At first I laughed to myself about the situation, almost speaking up and letting the frightened chef know in his own language that I understand Japanese. But then I felt a bit of panic myself as I realized just how great the separation is between native Japanese and foreigners in this country. No matter how much I study, or how long I spend here, I will always encounter people who are scared stiff by just a single look at me. I felt somehow responsible for the chef's feelings and realized that this is just the fringe of a very real racism. It made me nervous and a bit sick, unable to easily finish the rest of my sushi.

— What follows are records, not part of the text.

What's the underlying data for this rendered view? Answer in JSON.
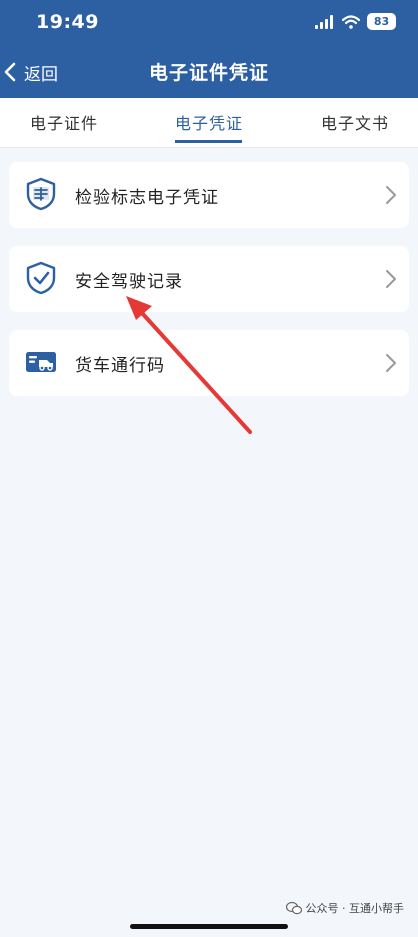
{
  "status_bar": {
    "time": "19:49",
    "battery": "83"
  },
  "nav": {
    "back_label": "返回",
    "title": "电子证件凭证"
  },
  "tabs": [
    {
      "label": "电子证件",
      "active": false
    },
    {
      "label": "电子凭证",
      "active": true
    },
    {
      "label": "电子文书",
      "active": false
    }
  ],
  "items": [
    {
      "label": "检验标志电子凭证",
      "icon": "certificate-shield-icon"
    },
    {
      "label": "安全驾驶记录",
      "icon": "check-shield-icon"
    },
    {
      "label": "货车通行码",
      "icon": "truck-card-icon"
    }
  ],
  "colors": {
    "primary": "#2d5fa3",
    "background": "#f3f6fa",
    "annotation": "#e53935"
  },
  "watermark": {
    "text": "公众号 · 互通小帮手"
  }
}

It's easy enough when with friends to laugh about being a foreigner and it's fun to make jokes about taking advantage of it at times. But now that I feel like I have a life here, that sort of separate thinking has become redundant and tiresome. I started to get upset when visiting one of my friends during vacation and it seemed like every other sentence out of his mouth began with "I'm Japanese..." or "You're American..." And when I'm alone, this sort of thing just makes me feel like I'm unwelcome or out of place.

That, I believe, is the root of gaijin syndrome. Each one of us must come up with a coping mechanism for dealing with the different behavior we receive on a daily basis simply due to our looks.

As a white male American, I am incredibly humbled.

Now that I have unearthed the cause, I must ponder on a solution. If only people had labels, I would give myself the sign "Japanese OK!"